It reminds me of a lunch she and I had, right around 1970, not too long after my grandfather had died. We were at a restaurant near the University of Chicago’s Law School, and it was summer. My grandmother ordered iced tea. When it arrived, she sent it back because there wasn’t enough ice: “You call this iced tea? It’s barely got any ice!” Then she sent it back, as there was too much ice: “What do you expect me to do? Remove these ice cubes myself? Why bother going out to eat?” she said to the patient waiter. Finally, the third time, she said, “Where’s the lemon? I can’t have iced tea without lemon!” The frustrated waiter complied, and Jessie had her tea exactly the way she liked it.
For a description of Jessie’s Swiss roll – and the recipe….
So like the precision of Swiss watches and trains, Jessie’s Swiss roll requires exactitude in mixing the cake batter and watching the baking time carefully. It is a classic technique and one that is not difficult but requires attention and patience. The Swiss roll deserves a quality filling, and I used my own strawberry with black pepper and mint preserves (recipe from the diva herself, Christine Ferber, “la fée des confitures” – “the fairy of jams”).

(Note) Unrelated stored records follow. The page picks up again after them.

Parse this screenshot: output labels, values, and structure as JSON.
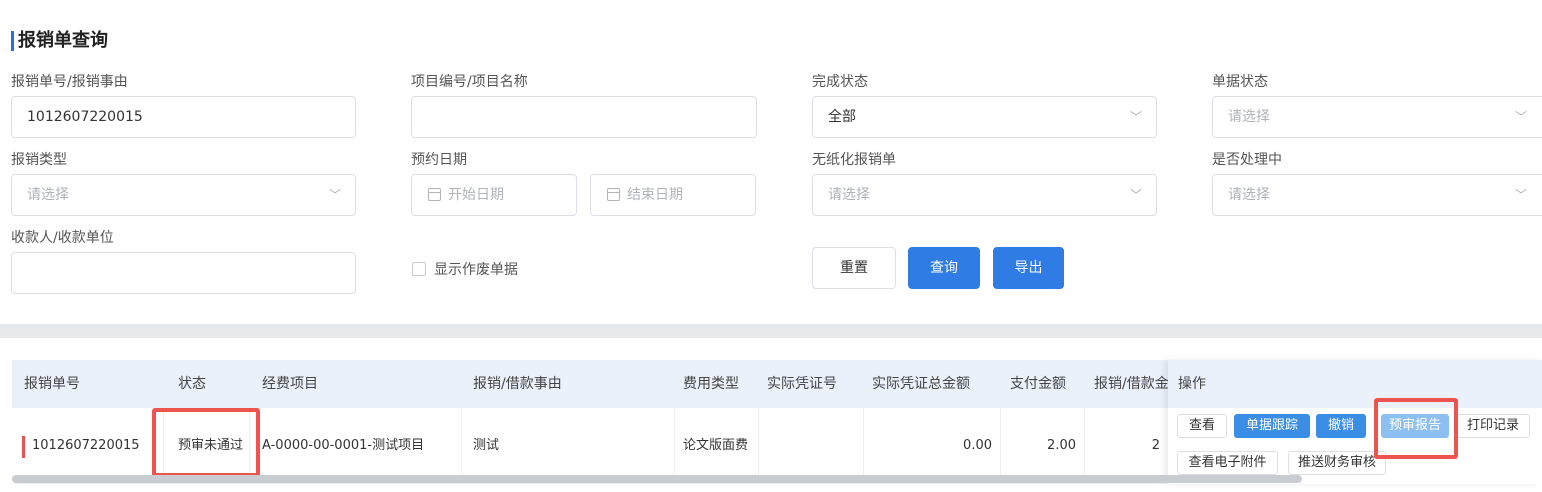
{
  "page_title": "报销单查询",
  "filters": {
    "reimb_no_label": "报销单号/报销事由",
    "reimb_no_value": "1012607220015",
    "project_label": "项目编号/项目名称",
    "project_value": "",
    "complete_status_label": "完成状态",
    "complete_status_value": "全部",
    "doc_status_label": "单据状态",
    "doc_status_placeholder": "请选择",
    "reimb_type_label": "报销类型",
    "reimb_type_placeholder": "请选择",
    "appointment_label": "预约日期",
    "start_date_placeholder": "开始日期",
    "end_date_placeholder": "结束日期",
    "paperless_label": "无纸化报销单",
    "paperless_placeholder": "请选择",
    "processing_label": "是否处理中",
    "processing_placeholder": "请选择",
    "payee_label": "收款人/收款单位",
    "payee_value": "",
    "show_void_label": "显示作废单据",
    "show_void_checked": false,
    "reset_label": "重置",
    "query_label": "查询",
    "export_label": "导出"
  },
  "table": {
    "headers": [
      "报销单号",
      "状态",
      "经费项目",
      "报销/借款事由",
      "费用类型",
      "实际凭证号",
      "实际凭证总金额",
      "支付金额",
      "报销/借款金"
    ],
    "ops_header": "操作",
    "rows": [
      {
        "reimb_no": "1012607220015",
        "status": "预审未通过",
        "project": "A-0000-00-0001-测试项目",
        "reason": "测试",
        "fee_type": "论文版面费",
        "voucher_no": "",
        "voucher_total": "0.00",
        "pay_amount": "2.00",
        "reimb_amount": "2",
        "ops": [
          "查看",
          "单据跟踪",
          "撤销",
          "预审报告",
          "打印记录",
          "查看电子附件",
          "推送财务审核"
        ]
      }
    ]
  },
  "colors": {
    "primary": "#2f7ce4",
    "highlight_red": "#ef5350",
    "header_bg": "#eaf1fb"
  }
}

The cake is like a rather chewy sponge cake, which has enough moisture to roll well but a tender crumb – and is virtually fat-free, with jam or jelly as the filling (whipped cream is a completely different story, of course). This Swiss roll makes for a nice afternoon tea (“Tea, a drink with jam and bread” for more Sound of Music madness!) or a lighter dessert after a rich meal. Or it could be a breakfast or brunch treat, for that matter – not too far removed from toast
I will follow my 19-installment series with a review of the project, featuring favourite recipes, and other such commentary. In the meantime before we head off to Scotland and England on holiday, adieu, adieu, adieu, to you and you and you. Enjoy my grandmother Jessie’s Swiss roll.

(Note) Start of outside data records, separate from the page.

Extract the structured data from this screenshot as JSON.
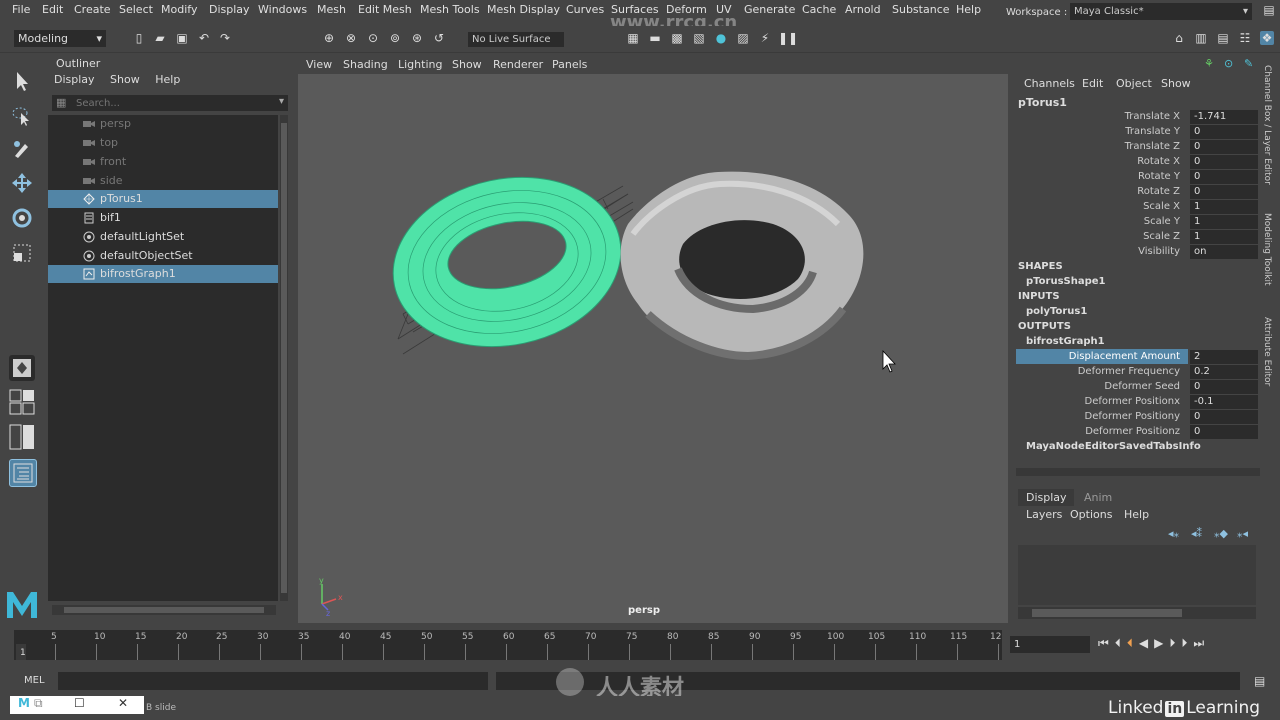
{
  "menubar": {
    "items": [
      "File",
      "Edit",
      "Create",
      "Select",
      "Modify",
      "Display",
      "Windows",
      "Mesh",
      "Edit Mesh",
      "Mesh Tools",
      "Mesh Display",
      "Curves",
      "Surfaces",
      "Deform",
      "UV",
      "Generate",
      "Cache",
      "Arnold",
      "Substance",
      "Help"
    ],
    "workspace_label": "Workspace :",
    "workspace_value": "Maya Classic*"
  },
  "shelf": {
    "mode": "Modeling",
    "live_surface": "No Live Surface"
  },
  "outliner": {
    "title": "Outliner",
    "menu": [
      "Display",
      "Show",
      "Help"
    ],
    "search_placeholder": "Search...",
    "items": [
      {
        "label": "persp",
        "icon": "camera-icon",
        "dim": true,
        "selected": false
      },
      {
        "label": "top",
        "icon": "camera-icon",
        "dim": true,
        "selected": false
      },
      {
        "label": "front",
        "icon": "camera-icon",
        "dim": true,
        "selected": false
      },
      {
        "label": "side",
        "icon": "camera-icon",
        "dim": true,
        "selected": false
      },
      {
        "label": "pTorus1",
        "icon": "mesh-icon",
        "dim": false,
        "selected": true
      },
      {
        "label": "bif1",
        "icon": "bifrost-icon",
        "dim": false,
        "selected": false
      },
      {
        "label": "defaultLightSet",
        "icon": "set-icon",
        "dim": false,
        "selected": false
      },
      {
        "label": "defaultObjectSet",
        "icon": "set-icon",
        "dim": false,
        "selected": false
      },
      {
        "label": "bifrostGraph1",
        "icon": "graph-icon",
        "dim": false,
        "selected": true
      }
    ]
  },
  "viewport": {
    "menu": [
      "View",
      "Shading",
      "Lighting",
      "Show",
      "Renderer",
      "Panels"
    ],
    "camera": "persp",
    "axis_labels": [
      "y",
      "z",
      "x"
    ]
  },
  "channelbox": {
    "menu": [
      "Channels",
      "Edit",
      "Object",
      "Show"
    ],
    "object": "pTorus1",
    "channels": [
      {
        "name": "Translate X",
        "value": "-1.741"
      },
      {
        "name": "Translate Y",
        "value": "0"
      },
      {
        "name": "Translate Z",
        "value": "0"
      },
      {
        "name": "Rotate X",
        "value": "0"
      },
      {
        "name": "Rotate Y",
        "value": "0"
      },
      {
        "name": "Rotate Z",
        "value": "0"
      },
      {
        "name": "Scale X",
        "value": "1"
      },
      {
        "name": "Scale Y",
        "value": "1"
      },
      {
        "name": "Scale Z",
        "value": "1"
      },
      {
        "name": "Visibility",
        "value": "on"
      }
    ],
    "shapes_header": "SHAPES",
    "shape_node": "pTorusShape1",
    "inputs_header": "INPUTS",
    "input_node": "polyTorus1",
    "outputs_header": "OUTPUTS",
    "output_node": "bifrostGraph1",
    "output_attrs": [
      {
        "name": "Displacement Amount",
        "value": "2",
        "selected": true
      },
      {
        "name": "Deformer Frequency",
        "value": "0.2",
        "selected": false
      },
      {
        "name": "Deformer Seed",
        "value": "0",
        "selected": false
      },
      {
        "name": "Deformer Positionx",
        "value": "-0.1",
        "selected": false
      },
      {
        "name": "Deformer Positiony",
        "value": "0",
        "selected": false
      },
      {
        "name": "Deformer Positionz",
        "value": "0",
        "selected": false
      }
    ],
    "extra_node": "MayaNodeEditorSavedTabsInfo"
  },
  "layers": {
    "tabs": [
      "Display",
      "Anim"
    ],
    "menu": [
      "Layers",
      "Options",
      "Help"
    ]
  },
  "side_tabs": [
    "Channel Box / Layer Editor",
    "Modeling Toolkit",
    "Attribute Editor"
  ],
  "timeline": {
    "ticks": [
      "5",
      "10",
      "15",
      "20",
      "25",
      "30",
      "35",
      "40",
      "45",
      "50",
      "55",
      "60",
      "65",
      "70",
      "75",
      "80",
      "85",
      "90",
      "95",
      "100",
      "105",
      "110",
      "115",
      "12"
    ],
    "start_frame": "1",
    "current_frame": "1"
  },
  "cmdbar": {
    "mel_label": "MEL"
  },
  "helpline": {
    "text": "B slide"
  },
  "branding": {
    "linkedin_pre": "Linked",
    "linkedin_in": "in",
    "linkedin_post": "Learning",
    "watermark": "www.rrcg.cn",
    "stamp": "人人素材"
  },
  "colors": {
    "selection": "#5285a6",
    "wire_green": "#4fe3a8",
    "panel": "#444444",
    "field": "#2b2b2b"
  }
}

Swiss Roll, from Jessie’s recipe file
Serves 6 – 8
- 2 eggs, at room temperature
- ½ cup sugar, with additional for dusting when cake has baked
- 1 cup less two tablespoons cake flour
- 1 8 ounce jar of good quality jam, jelly, or preserves
- 1 teaspoon baking powder
- 1 tablespoon water, at room temperature
- Butter, at room temperature, for greasing pans
- Pre-heat oven to 450 degrees, positioning rack on the middle rung.
- Grease and flour one jelly roll pan (11 x 17” inches) or deep cookie sheet of this size, line with parchment paper cut to 121 x 18”, and butter inside of paper.
- Mix eggs in bowl of stand mixer with whisk attachment for two minutes (or use hand-mixer or the good old-fashioned whisk with “elbow grease” method)..
- Add sugar slowly and beat on medium speed for five minutes (on level six on my KitchenAid was the right setting). With an electric handmixer or a whisk, by hand, it will take longer, but the volume should have doubled with the mixture looking pale milky white and airy.
- Sift flour and baking powder (or mix thorough with whisk by hand) in small bowl.
- When the egg-sugar mixture become pale and double in volume (making a ribbon when the batter is dropped from a spoon back into the batter), fold in flour by hand with a spatula, adding water when it is almost entirely incorporated, being careful not to mix just until blended.
- Fill the prepared pan and smooth the batter evenly.
- Bake until cake tester comes out clean, just 3-5 minutes.
- Cool in pan for 10 minutes
- Remove the cake from pan, peel off paper, and place on clean kitchen towel.
- Sprinkle layer of sugar on surface before jam.
- Spread jam over surface, leaving a one-inch margin on the bottom long side.
- Roll carefully, the long side towards you (I guess the opposite could work for a very thick but shorter cake).
- Sprinkle with additional sugar, and think about days of yore.